By John M. Grondelski, The Catholic Thing, Dec. 20, 2022

John Grondelski (Ph.D., Fordham) is a former associate dean of the School of Theology, Seton Hall University, South Orange, New Jersey. All views herein are exclusively his.

Charles Dickens’ A Christmas Carol is often regarded as just a children’s story or reduced to a lesson in seasonal greed versus generosity.  But Dickens was writing for adults in 1843, and we moderns would be wrong to limit or flatten its various meanings.

The Carol has a lot to say, for example, about marriage, parenthood, and money.  The way the story unfolds tells us more than just what early Victorian England might have thought about those things; it can speak a lot to us today.

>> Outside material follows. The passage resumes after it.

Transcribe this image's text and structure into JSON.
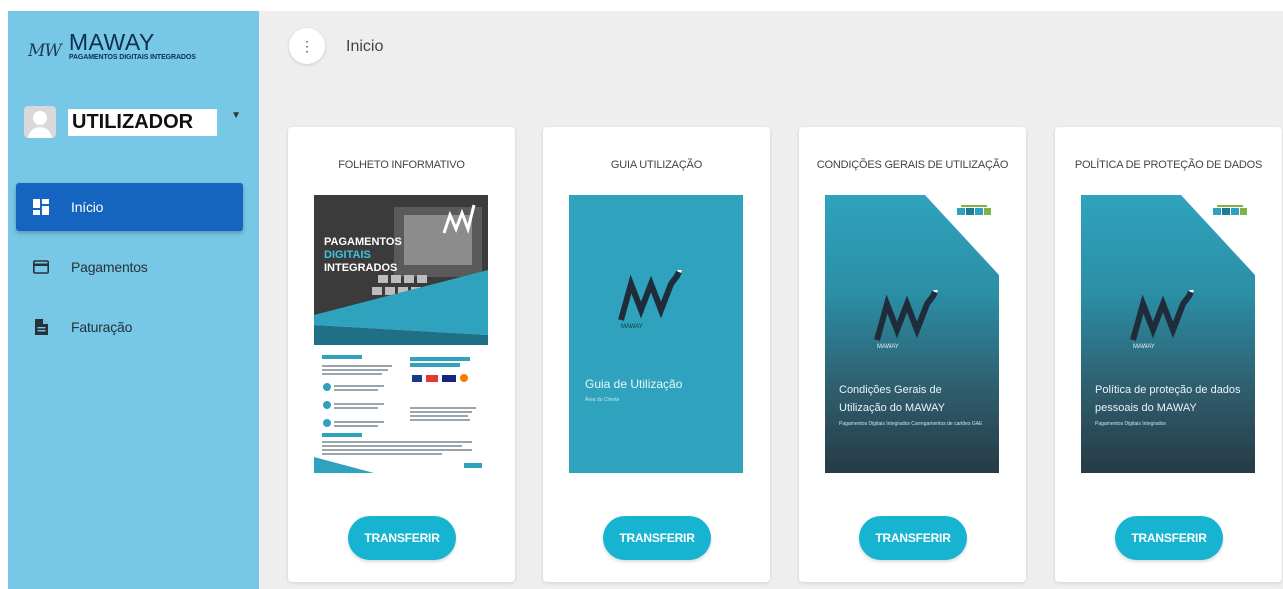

People are more important than things.  While that seems obvious as a principle, it isn’t – and not just because of our current Christmas riot of consumption. …